### TO DO
Find every line below where the string "left" shows up, and copy those lines.

### INPUT

——

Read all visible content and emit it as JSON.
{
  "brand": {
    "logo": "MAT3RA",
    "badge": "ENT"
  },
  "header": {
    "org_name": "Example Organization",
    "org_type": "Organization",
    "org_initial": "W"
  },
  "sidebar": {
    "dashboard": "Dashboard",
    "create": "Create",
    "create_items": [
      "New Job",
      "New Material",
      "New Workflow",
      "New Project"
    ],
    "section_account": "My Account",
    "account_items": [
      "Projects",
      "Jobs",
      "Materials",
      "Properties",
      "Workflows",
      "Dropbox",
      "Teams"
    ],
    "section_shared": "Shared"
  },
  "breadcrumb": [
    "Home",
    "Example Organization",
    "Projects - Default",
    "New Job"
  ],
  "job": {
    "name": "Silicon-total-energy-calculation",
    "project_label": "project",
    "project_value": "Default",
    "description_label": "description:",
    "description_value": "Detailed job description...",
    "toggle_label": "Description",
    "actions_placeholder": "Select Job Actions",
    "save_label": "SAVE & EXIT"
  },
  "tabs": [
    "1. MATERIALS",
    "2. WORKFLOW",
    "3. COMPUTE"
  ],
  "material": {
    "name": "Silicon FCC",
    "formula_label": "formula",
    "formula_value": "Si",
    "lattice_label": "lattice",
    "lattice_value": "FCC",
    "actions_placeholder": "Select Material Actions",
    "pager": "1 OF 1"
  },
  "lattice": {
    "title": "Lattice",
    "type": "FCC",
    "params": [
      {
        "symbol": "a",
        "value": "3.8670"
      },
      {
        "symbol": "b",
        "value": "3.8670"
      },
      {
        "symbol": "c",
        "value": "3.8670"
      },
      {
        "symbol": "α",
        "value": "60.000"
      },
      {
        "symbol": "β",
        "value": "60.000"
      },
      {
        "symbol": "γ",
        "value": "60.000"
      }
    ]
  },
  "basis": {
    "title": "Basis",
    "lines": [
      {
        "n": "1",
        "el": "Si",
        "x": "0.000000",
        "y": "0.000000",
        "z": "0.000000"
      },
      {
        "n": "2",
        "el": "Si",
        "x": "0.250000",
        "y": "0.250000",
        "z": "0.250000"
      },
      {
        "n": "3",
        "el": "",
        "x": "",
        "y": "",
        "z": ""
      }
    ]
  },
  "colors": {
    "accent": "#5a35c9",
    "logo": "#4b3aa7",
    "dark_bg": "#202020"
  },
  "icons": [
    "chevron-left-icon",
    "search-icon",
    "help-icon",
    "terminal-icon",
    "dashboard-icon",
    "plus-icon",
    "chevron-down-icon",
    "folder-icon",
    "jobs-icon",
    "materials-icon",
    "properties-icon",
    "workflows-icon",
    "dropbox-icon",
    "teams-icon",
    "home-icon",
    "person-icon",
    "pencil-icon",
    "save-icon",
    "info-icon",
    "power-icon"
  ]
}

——

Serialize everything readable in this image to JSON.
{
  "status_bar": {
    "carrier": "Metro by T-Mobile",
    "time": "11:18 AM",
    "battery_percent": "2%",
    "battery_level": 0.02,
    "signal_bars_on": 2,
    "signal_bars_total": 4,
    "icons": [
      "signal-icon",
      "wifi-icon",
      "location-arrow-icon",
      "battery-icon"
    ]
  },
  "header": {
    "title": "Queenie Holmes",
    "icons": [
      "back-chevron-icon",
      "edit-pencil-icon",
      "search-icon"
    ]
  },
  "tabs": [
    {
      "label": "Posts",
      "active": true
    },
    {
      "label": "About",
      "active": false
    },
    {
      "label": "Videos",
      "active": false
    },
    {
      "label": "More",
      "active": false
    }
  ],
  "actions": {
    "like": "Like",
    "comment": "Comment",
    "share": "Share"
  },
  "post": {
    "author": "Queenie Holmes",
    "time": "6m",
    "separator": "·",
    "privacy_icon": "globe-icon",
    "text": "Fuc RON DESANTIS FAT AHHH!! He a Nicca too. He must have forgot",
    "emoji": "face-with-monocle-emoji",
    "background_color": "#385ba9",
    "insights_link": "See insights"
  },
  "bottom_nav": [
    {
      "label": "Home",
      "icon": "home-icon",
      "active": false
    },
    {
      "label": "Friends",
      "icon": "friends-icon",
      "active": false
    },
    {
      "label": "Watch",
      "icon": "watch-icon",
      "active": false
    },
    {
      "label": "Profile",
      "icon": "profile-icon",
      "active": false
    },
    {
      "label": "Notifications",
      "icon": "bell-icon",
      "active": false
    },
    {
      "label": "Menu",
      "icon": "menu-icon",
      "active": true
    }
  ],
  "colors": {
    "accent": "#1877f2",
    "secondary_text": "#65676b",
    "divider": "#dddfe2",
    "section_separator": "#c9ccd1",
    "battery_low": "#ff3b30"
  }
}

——

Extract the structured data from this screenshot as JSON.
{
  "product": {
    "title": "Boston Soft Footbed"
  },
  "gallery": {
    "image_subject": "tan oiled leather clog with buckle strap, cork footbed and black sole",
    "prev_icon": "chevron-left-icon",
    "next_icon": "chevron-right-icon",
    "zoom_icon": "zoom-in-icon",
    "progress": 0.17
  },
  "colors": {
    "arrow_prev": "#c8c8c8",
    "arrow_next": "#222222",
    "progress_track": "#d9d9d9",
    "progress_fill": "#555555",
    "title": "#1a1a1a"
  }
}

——

### RESULT OF THIS EXERCISE
    "chevron-left-icon",
    "prev_icon": "chevron-left-icon",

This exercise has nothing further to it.